"But the students won't be using GPOs on their laptops, so they'll be busy creating documents in 2007 format that the 2003 software can't natively read."
You don't tell them to retry, you fail them so they won't be so stupid next time.
1) Why won't students be using GPOs on their laptops? Rather depends on the individual institution's setup, doesn't it?
2) I'm the network manager at a school that has the School's Agreement and for us it makes much more sense to use it but I agree that other licensing agreements may be better for other institutions. However, if educational institutions are going for "it's the latest, so we'll install it" then they are stupid. Although I have had the disks to install Vista and Office 2007 for some time I haven't gone anywhere near either yet. 300 PCs, 100 laptops of various makes and specifications run XP and Office 2003 with no problems and I ensure that any new hardware is capable of running Vista but also has drivers for XP. I believe that the best solution where I work is to ensure that it is currently reliable but also as future proof as possible within budgetary constraints.
3) BECTA are the organisation that decided on standards for Virtual Learning Environments (VLEs) and then happily allowed one of their preferred vendors to ignore those rules. This was reported to the European Commission in January and reported on these pages.
When we were looking at VLE solutions from different providers BECTA accreditation wasn't really an issue, ease of use and interoperability with other software was.
Government Policy vs Microsoft Policy
Whilst no great supporter of MS licensing regimes I must make an observation here.
Becta reports MS to the OFT for demanding that every PC in a school is licensed to run MS software, even if some PCs will never run a MS operating system.
Well, I have a television at home. I only play DVDs through it and do not watch BBC channels. Never-the-less, the government demands that my TV is capable of receiving BBC transmissions so I must pay a license fee to support the BBC.
Where's the difference?

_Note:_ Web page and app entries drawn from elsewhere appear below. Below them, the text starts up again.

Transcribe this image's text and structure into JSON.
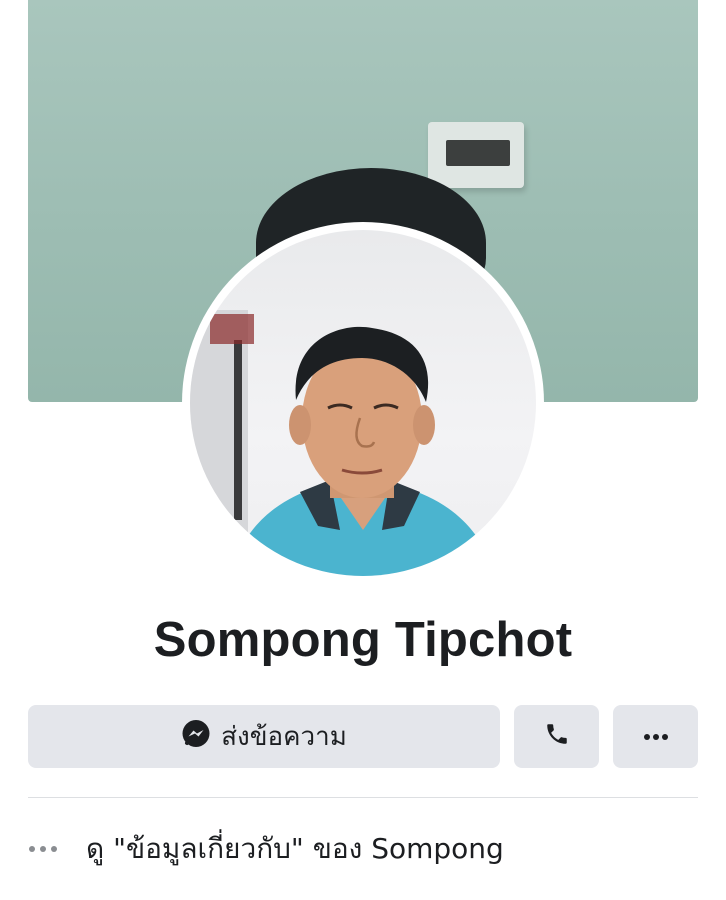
{
  "profile": {
    "name": "Sompong Tipchot"
  },
  "actions": {
    "message_label": "ส่งข้อความ",
    "message_icon": "messenger-icon",
    "call_icon": "phone-icon",
    "more_icon": "more-dots-icon"
  },
  "about": {
    "icon": "more-dots-icon",
    "text": "ดู \"ข้อมูลเกี่ยวกับ\" ของ Sompong"
  },
  "colors": {
    "button_bg": "#e4e6eb",
    "text": "#1c1e21",
    "divider": "#dddfe2"
  }
}
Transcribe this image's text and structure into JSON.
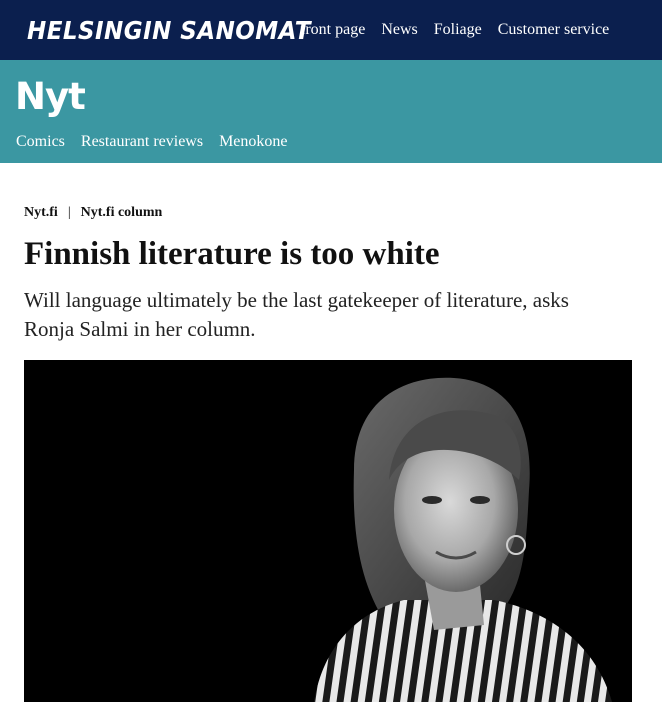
{
  "site": {
    "logo": "HELSINGIN SANOMAT",
    "nav": [
      "front page",
      "News",
      "Foliage",
      "Customer service"
    ]
  },
  "section": {
    "logo": "Nyt",
    "nav": [
      "Comics",
      "Restaurant reviews",
      "Menokone"
    ]
  },
  "article": {
    "breadcrumb": [
      "Nyt.fi",
      "Nyt.fi column"
    ],
    "breadcrumb_separator": "|",
    "title": "Finnish literature is too white",
    "lead": "Will language ultimately be the last gatekeeper of literature, asks Ronja Salmi in her column.",
    "image": {
      "kind": "black-and-white portrait photo",
      "background_color": "#000000"
    }
  },
  "colors": {
    "topbar": "#0b1f4e",
    "section_bar": "#3b97a2",
    "text": "#111111"
  }
}
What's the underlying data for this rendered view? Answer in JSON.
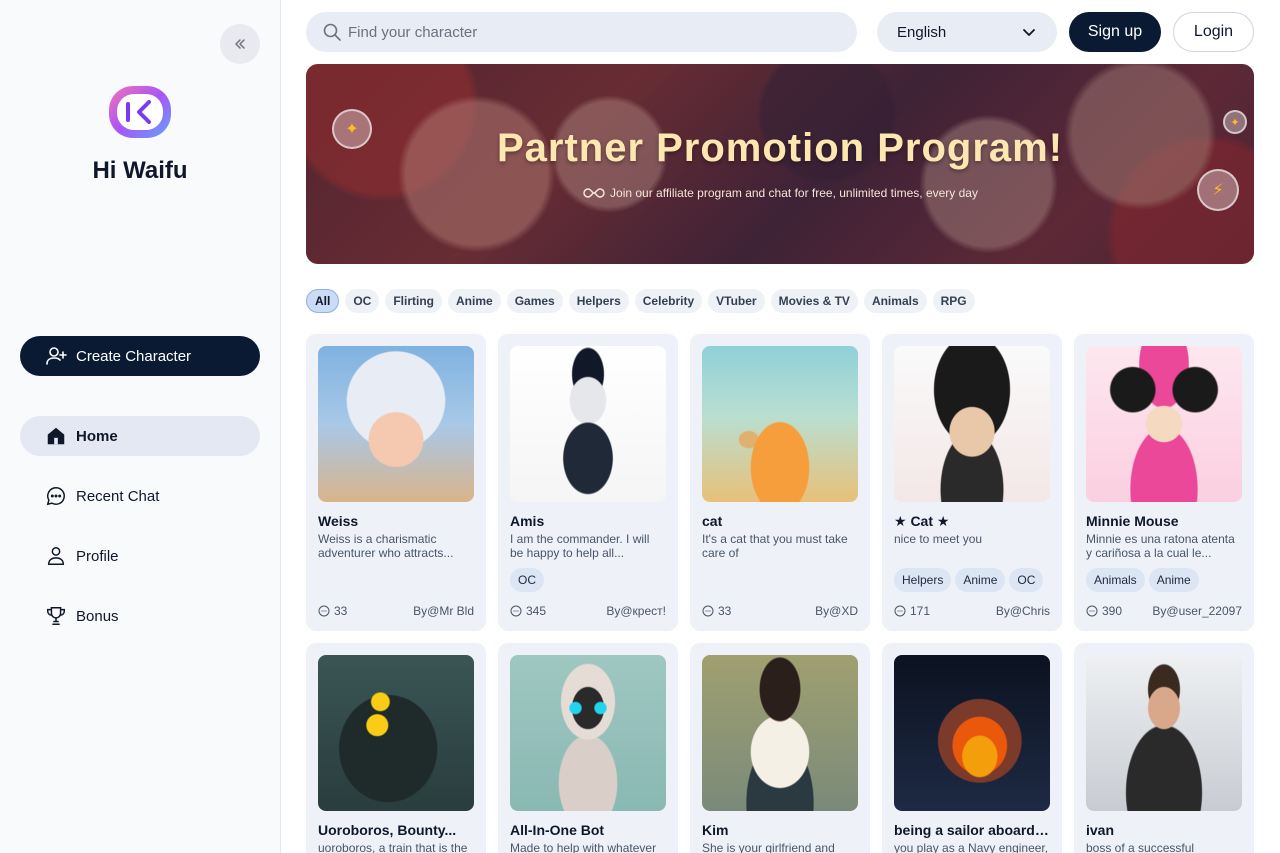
{
  "sidebar": {
    "brand": "Hi Waifu",
    "create_label": "Create Character",
    "nav": [
      {
        "label": "Home",
        "icon": "home-icon"
      },
      {
        "label": "Recent Chat",
        "icon": "chat-icon"
      },
      {
        "label": "Profile",
        "icon": "user-icon"
      },
      {
        "label": "Bonus",
        "icon": "trophy-icon"
      }
    ]
  },
  "header": {
    "search_placeholder": "Find your character",
    "language": "English",
    "signup_label": "Sign up",
    "login_label": "Login"
  },
  "banner": {
    "title": "Partner Promotion Program!",
    "subtitle": "Join our affiliate program and chat for free, unlimited times, every day"
  },
  "categories": [
    "All",
    "OC",
    "Flirting",
    "Anime",
    "Games",
    "Helpers",
    "Celebrity",
    "VTuber",
    "Movies & TV",
    "Animals",
    "RPG"
  ],
  "active_category": "All",
  "characters": [
    {
      "name": "Weiss",
      "desc": "Weiss is a charismatic adventurer who attracts...",
      "tags": [],
      "chats": "33",
      "author": "By@Mr Bld"
    },
    {
      "name": "Amis",
      "desc": "I am the commander. I will be happy to help all...",
      "tags": [
        "OC"
      ],
      "chats": "345",
      "author": "By@крест!"
    },
    {
      "name": "cat",
      "desc": "It's a cat that you must take care of",
      "tags": [],
      "chats": "33",
      "author": "By@XD"
    },
    {
      "name": "★ Cat ★",
      "desc": "nice to meet you",
      "tags": [
        "Helpers",
        "Anime",
        "OC"
      ],
      "chats": "171",
      "author": "By@Chris"
    },
    {
      "name": "Minnie Mouse",
      "desc": "Minnie es una ratona atenta y cariñosa a la cual le...",
      "tags": [
        "Animals",
        "Anime"
      ],
      "chats": "390",
      "author": "By@user_22097"
    },
    {
      "name": "Uoroboros, Bounty...",
      "desc": "uoroboros, a train that is the",
      "tags": [],
      "chats": "",
      "author": ""
    },
    {
      "name": "All-In-One Bot",
      "desc": "Made to help with whatever",
      "tags": [],
      "chats": "",
      "author": ""
    },
    {
      "name": "Kim",
      "desc": "She is your girlfriend and",
      "tags": [],
      "chats": "",
      "author": ""
    },
    {
      "name": "being a sailor aboard ...",
      "desc": "you play as a Navy engineer,",
      "tags": [],
      "chats": "",
      "author": ""
    },
    {
      "name": "ivan",
      "desc": "boss of a successful",
      "tags": [],
      "chats": "",
      "author": ""
    }
  ],
  "colors": {
    "primary": "#0b1a33",
    "accent_bg": "#e8ecf4",
    "card_bg": "#eef2f8"
  }
}
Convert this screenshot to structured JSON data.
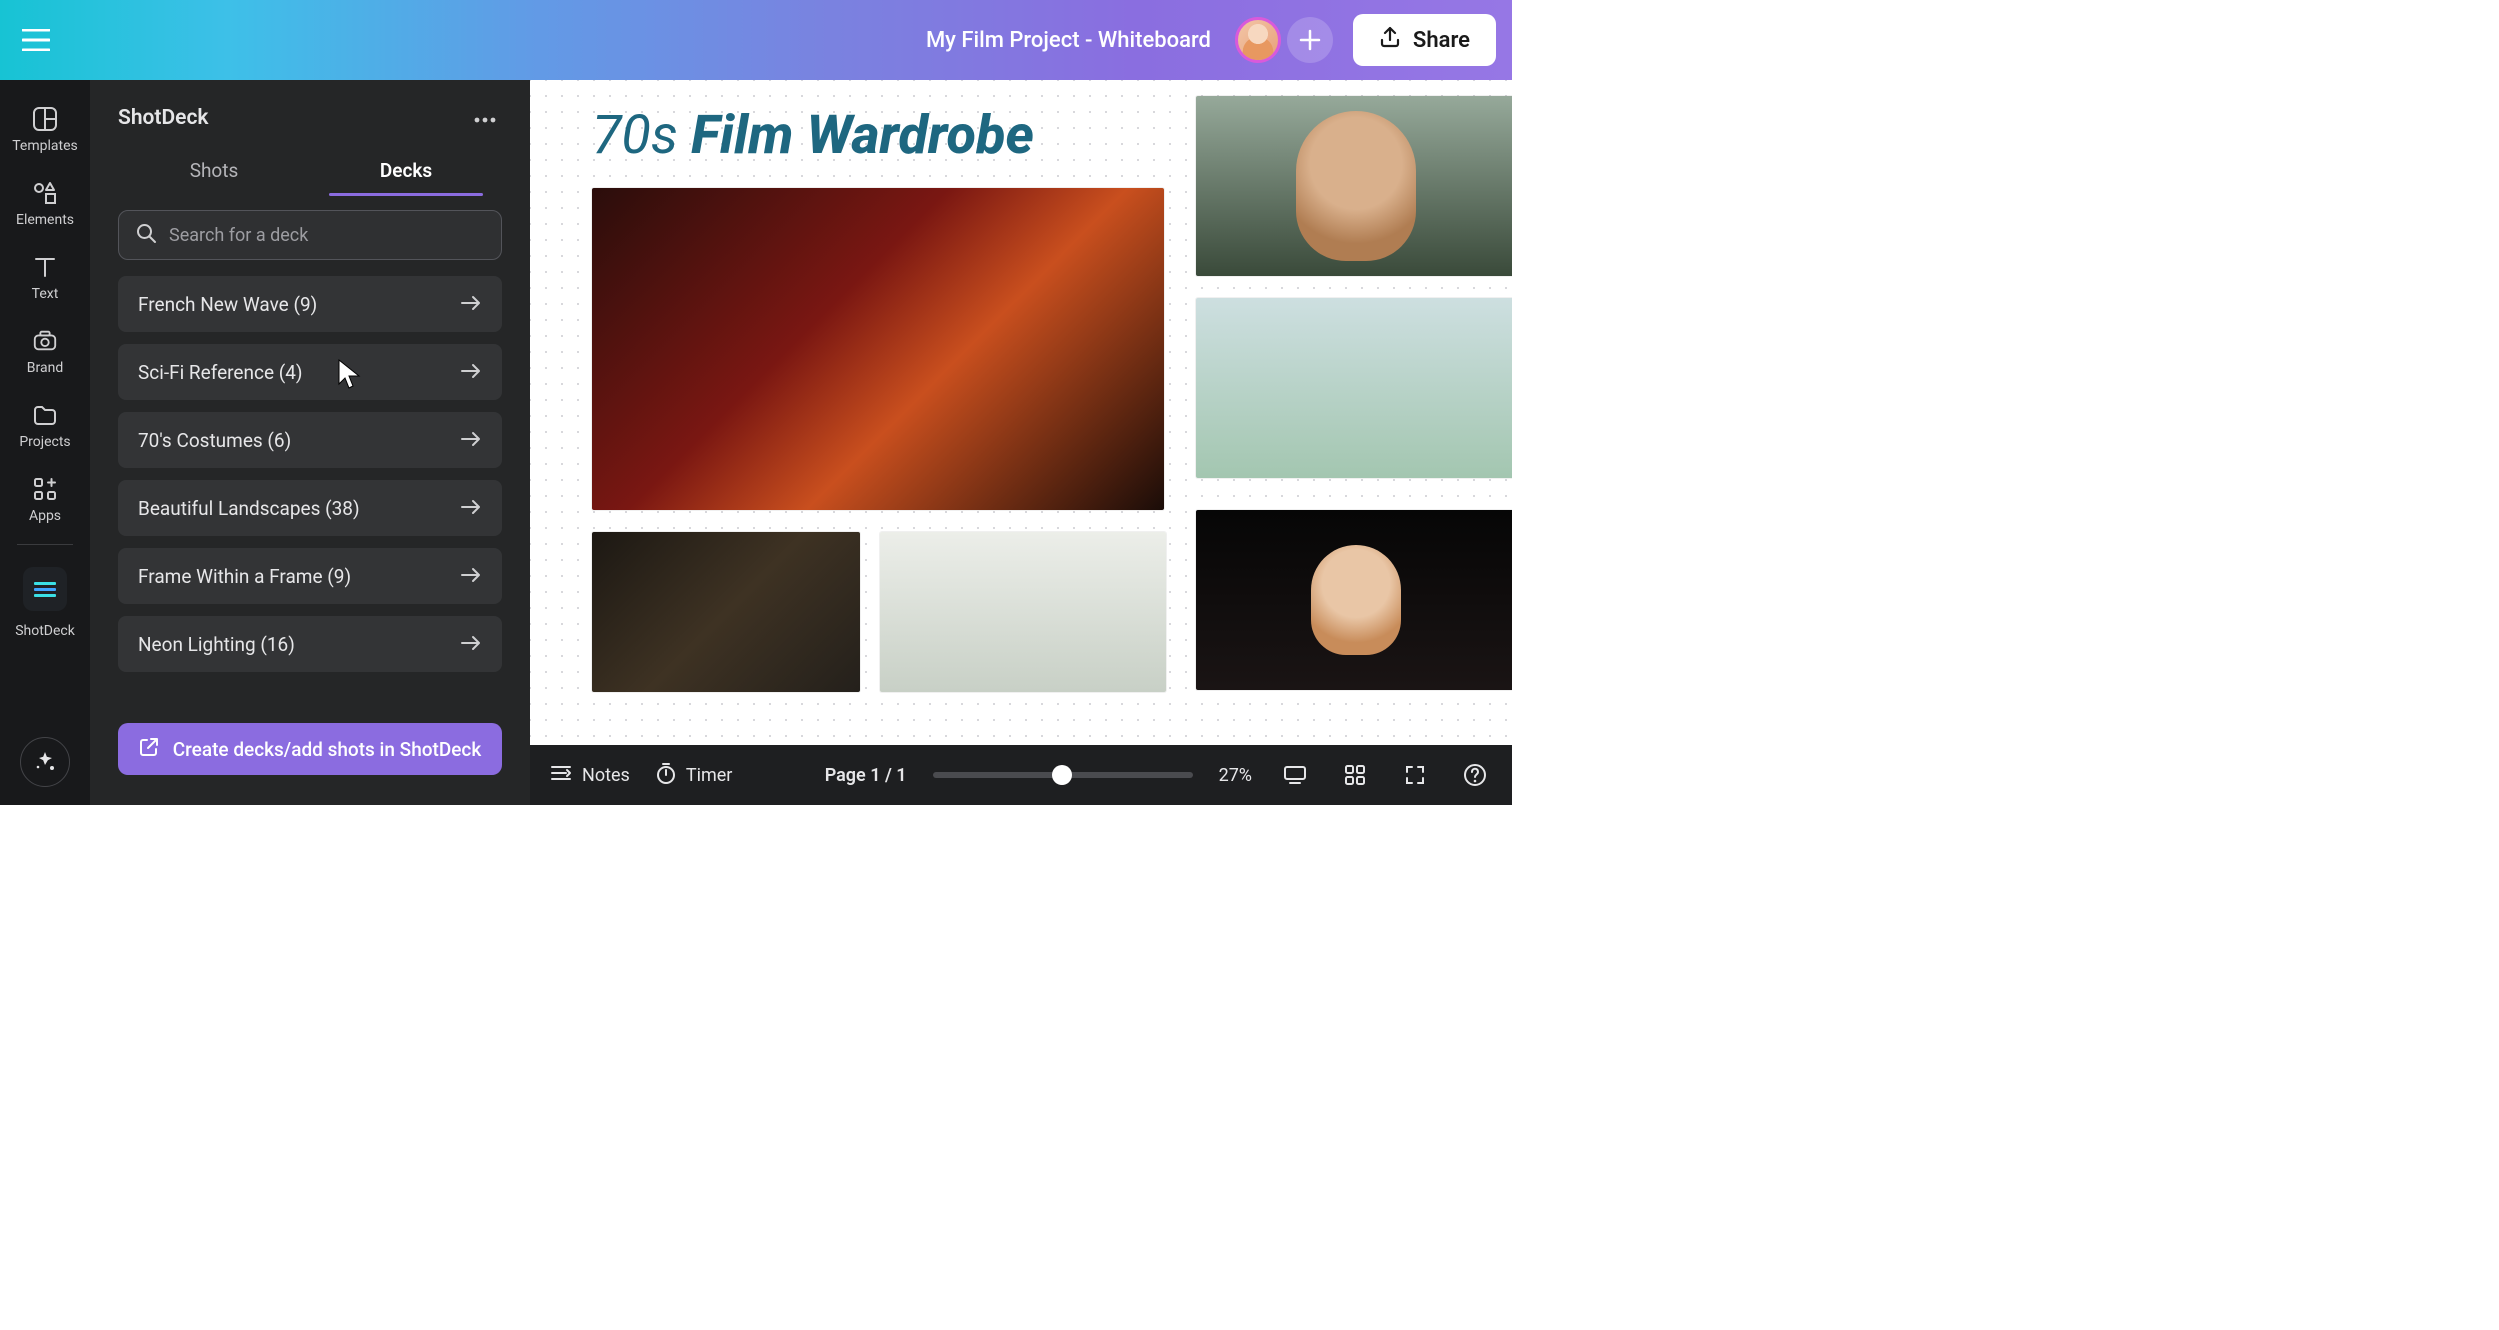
{
  "header": {
    "doc_title": "My Film Project - Whiteboard",
    "share_label": "Share"
  },
  "rail": {
    "templates": "Templates",
    "elements": "Elements",
    "text": "Text",
    "brand": "Brand",
    "projects": "Projects",
    "apps": "Apps",
    "shotdeck": "ShotDeck"
  },
  "panel": {
    "title": "ShotDeck",
    "tabs": {
      "shots": "Shots",
      "decks": "Decks",
      "active": "decks"
    },
    "search_placeholder": "Search for a deck",
    "decks": [
      {
        "label": "French New Wave (9)"
      },
      {
        "label": "Sci-Fi Reference (4)"
      },
      {
        "label": "70's Costumes (6)"
      },
      {
        "label": "Beautiful Landscapes (38)"
      },
      {
        "label": "Frame Within a Frame (9)"
      },
      {
        "label": "Neon Lighting (16)"
      }
    ],
    "create_label": "Create decks/add shots in ShotDeck"
  },
  "board": {
    "title_plain": "70s ",
    "title_bold": "Film Wardrobe"
  },
  "bottom": {
    "notes": "Notes",
    "timer": "Timer",
    "page": "Page 1 / 1",
    "zoom": "27%"
  },
  "colors": {
    "accent": "#8b6ce0",
    "teal": "#1e6780"
  }
}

More interestingly, if the OFT rules favor of Becta - that a machine capable of running MS OS's doesn't need a license unless it is actually using an MS OS - does my TV no longer need a license for the BBC if it isn't used for the BBC?